§ Problem description: Find and return every line of the data that contains the word "name".

(Dataset rows for apps and sites)
--------------------------------------------------
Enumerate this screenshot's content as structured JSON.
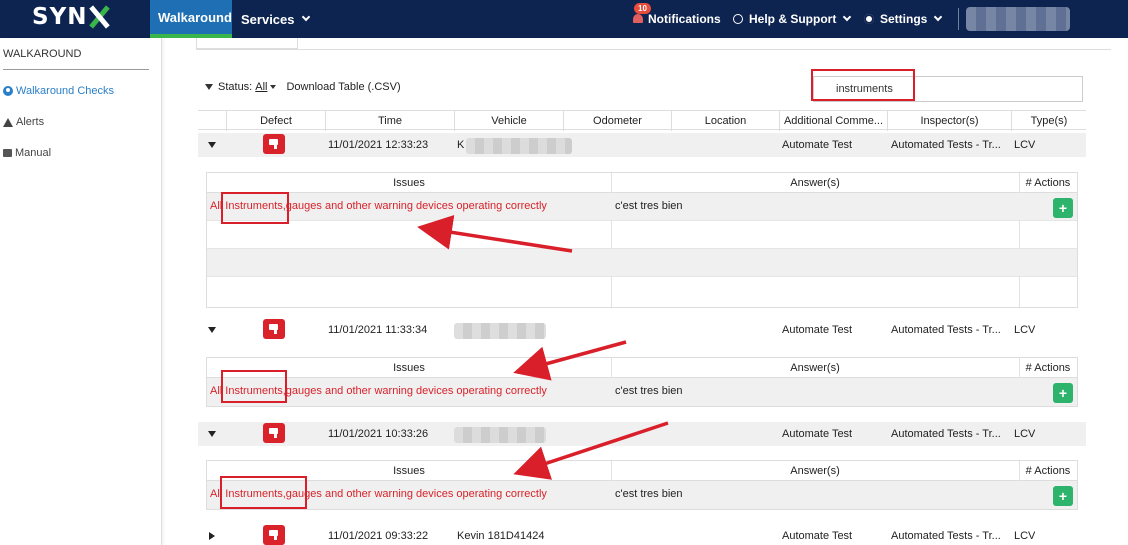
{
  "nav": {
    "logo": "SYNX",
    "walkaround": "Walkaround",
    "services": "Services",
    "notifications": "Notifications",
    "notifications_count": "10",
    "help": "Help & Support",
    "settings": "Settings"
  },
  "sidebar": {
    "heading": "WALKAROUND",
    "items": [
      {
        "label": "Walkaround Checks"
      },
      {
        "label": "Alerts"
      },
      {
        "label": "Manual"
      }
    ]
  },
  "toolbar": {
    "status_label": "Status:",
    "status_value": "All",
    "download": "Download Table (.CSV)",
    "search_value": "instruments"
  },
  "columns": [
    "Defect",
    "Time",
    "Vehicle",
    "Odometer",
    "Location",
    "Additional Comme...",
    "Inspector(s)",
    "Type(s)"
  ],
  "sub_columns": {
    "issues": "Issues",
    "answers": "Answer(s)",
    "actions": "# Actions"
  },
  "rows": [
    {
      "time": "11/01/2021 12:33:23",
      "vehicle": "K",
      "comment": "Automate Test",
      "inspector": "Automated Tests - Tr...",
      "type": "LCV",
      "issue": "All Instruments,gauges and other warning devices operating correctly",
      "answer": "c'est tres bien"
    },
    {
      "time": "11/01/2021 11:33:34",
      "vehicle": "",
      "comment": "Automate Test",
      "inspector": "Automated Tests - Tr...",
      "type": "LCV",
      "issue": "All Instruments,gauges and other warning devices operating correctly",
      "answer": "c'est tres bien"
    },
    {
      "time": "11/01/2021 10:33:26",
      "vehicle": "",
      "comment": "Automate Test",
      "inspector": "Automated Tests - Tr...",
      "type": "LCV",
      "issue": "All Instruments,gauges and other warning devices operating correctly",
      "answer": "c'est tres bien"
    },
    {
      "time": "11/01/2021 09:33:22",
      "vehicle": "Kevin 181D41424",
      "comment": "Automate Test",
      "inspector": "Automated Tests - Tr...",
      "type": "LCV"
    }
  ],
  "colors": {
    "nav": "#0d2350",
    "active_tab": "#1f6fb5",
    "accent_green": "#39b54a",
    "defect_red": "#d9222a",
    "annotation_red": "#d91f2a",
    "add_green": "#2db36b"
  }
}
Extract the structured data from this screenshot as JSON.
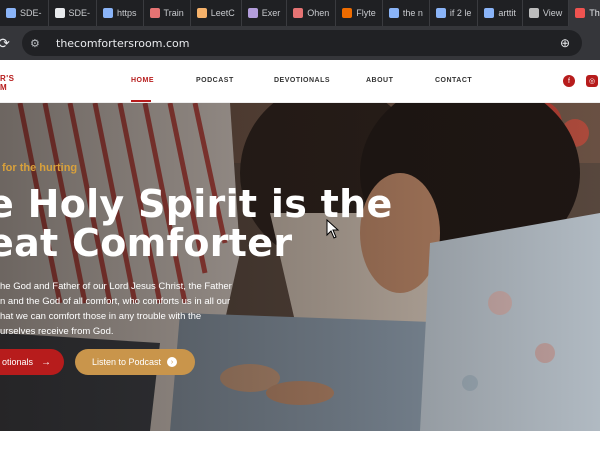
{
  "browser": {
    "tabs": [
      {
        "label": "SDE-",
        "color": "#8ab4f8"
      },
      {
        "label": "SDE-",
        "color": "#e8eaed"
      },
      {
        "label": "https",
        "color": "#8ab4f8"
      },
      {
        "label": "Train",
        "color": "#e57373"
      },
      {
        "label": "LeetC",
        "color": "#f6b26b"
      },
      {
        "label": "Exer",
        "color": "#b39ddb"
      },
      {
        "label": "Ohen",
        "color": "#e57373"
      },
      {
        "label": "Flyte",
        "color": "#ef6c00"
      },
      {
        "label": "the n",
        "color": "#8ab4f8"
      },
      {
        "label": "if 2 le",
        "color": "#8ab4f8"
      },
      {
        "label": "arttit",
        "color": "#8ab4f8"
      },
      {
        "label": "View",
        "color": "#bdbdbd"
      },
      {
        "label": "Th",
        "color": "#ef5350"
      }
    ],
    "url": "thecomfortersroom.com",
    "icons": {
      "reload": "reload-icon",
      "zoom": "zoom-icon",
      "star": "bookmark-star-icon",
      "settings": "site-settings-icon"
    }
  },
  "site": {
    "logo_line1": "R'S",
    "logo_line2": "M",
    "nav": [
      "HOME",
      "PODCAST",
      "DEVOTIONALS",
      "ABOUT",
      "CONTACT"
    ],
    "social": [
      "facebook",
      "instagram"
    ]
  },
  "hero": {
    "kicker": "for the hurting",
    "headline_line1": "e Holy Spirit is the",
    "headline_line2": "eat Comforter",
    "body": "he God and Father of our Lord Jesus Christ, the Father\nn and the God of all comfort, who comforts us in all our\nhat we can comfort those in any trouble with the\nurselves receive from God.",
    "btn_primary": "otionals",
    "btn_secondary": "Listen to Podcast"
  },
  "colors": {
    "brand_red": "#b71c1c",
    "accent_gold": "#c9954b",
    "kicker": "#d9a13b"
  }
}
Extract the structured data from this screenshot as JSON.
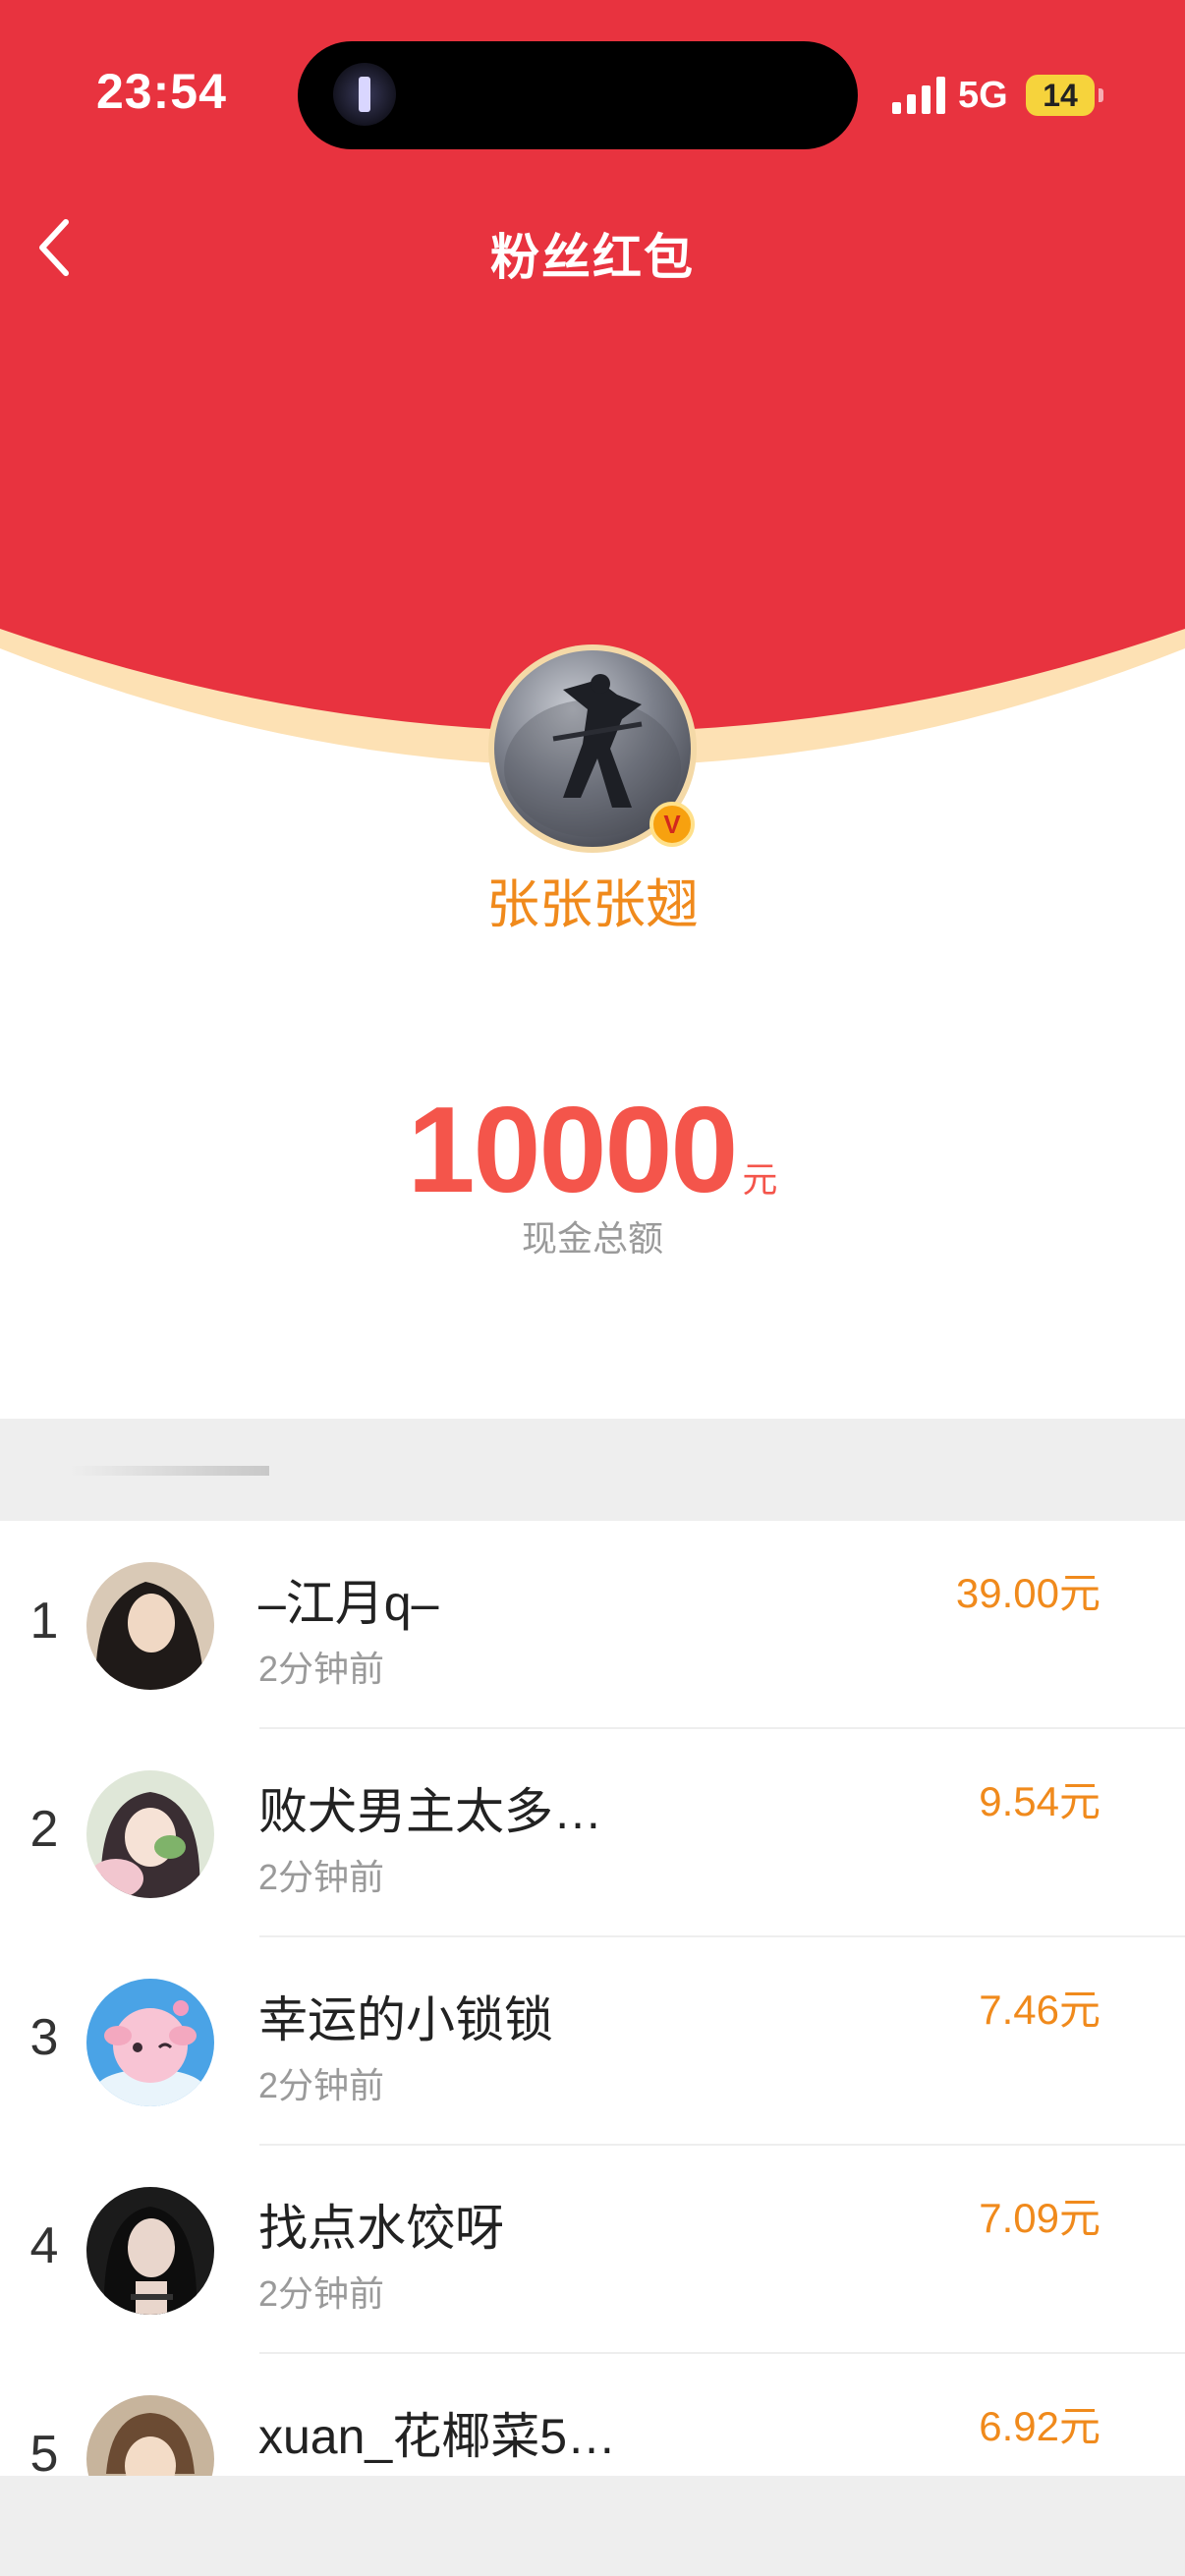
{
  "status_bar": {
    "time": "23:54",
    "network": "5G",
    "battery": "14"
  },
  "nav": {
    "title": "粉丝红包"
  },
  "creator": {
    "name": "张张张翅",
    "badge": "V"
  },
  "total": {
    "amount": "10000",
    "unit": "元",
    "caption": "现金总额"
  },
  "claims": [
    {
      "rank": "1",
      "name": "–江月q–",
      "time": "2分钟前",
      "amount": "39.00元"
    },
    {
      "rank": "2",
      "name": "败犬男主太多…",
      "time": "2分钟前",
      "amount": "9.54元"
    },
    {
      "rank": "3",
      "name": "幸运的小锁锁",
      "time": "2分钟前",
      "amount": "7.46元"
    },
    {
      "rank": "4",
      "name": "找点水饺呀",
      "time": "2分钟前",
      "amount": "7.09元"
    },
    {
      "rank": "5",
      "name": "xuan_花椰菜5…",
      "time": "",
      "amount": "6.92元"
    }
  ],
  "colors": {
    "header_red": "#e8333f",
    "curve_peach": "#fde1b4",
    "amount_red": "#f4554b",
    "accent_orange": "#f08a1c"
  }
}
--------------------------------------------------
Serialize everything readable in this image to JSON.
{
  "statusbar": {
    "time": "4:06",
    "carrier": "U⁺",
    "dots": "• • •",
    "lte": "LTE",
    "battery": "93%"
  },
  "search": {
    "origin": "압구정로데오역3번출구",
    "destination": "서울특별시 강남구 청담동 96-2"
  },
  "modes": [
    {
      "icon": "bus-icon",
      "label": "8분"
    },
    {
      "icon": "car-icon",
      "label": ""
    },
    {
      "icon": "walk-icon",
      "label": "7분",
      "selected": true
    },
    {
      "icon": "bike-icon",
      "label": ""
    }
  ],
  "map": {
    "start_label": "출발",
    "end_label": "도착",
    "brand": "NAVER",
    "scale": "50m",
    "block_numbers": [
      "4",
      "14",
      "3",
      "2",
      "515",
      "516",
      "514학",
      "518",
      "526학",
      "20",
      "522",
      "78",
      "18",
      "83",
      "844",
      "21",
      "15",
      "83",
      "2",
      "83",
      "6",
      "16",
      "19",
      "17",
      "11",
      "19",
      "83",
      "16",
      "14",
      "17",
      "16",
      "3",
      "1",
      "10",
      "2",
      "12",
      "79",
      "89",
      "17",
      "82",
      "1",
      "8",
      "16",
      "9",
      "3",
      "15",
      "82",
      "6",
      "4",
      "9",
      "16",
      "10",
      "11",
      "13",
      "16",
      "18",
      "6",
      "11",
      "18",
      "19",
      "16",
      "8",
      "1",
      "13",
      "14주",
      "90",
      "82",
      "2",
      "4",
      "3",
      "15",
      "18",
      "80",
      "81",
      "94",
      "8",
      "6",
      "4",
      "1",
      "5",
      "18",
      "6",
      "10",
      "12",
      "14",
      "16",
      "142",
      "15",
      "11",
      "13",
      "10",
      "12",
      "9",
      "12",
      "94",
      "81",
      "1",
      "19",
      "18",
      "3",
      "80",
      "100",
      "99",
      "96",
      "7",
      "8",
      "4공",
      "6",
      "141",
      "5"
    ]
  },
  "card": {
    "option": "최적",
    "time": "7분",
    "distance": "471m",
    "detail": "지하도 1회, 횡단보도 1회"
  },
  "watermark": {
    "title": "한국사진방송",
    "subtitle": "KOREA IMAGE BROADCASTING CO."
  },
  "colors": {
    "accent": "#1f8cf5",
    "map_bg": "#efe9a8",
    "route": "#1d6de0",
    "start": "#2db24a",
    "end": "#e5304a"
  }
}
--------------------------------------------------
§ Task result:
    "name": "张张张翅",
      "name": "–江月q–",
      "name": "败犬男主太多…",
      "name": "幸运的小锁锁",
      "name": "找点水饺呀",
      "name": "xuan_花椰菜5…",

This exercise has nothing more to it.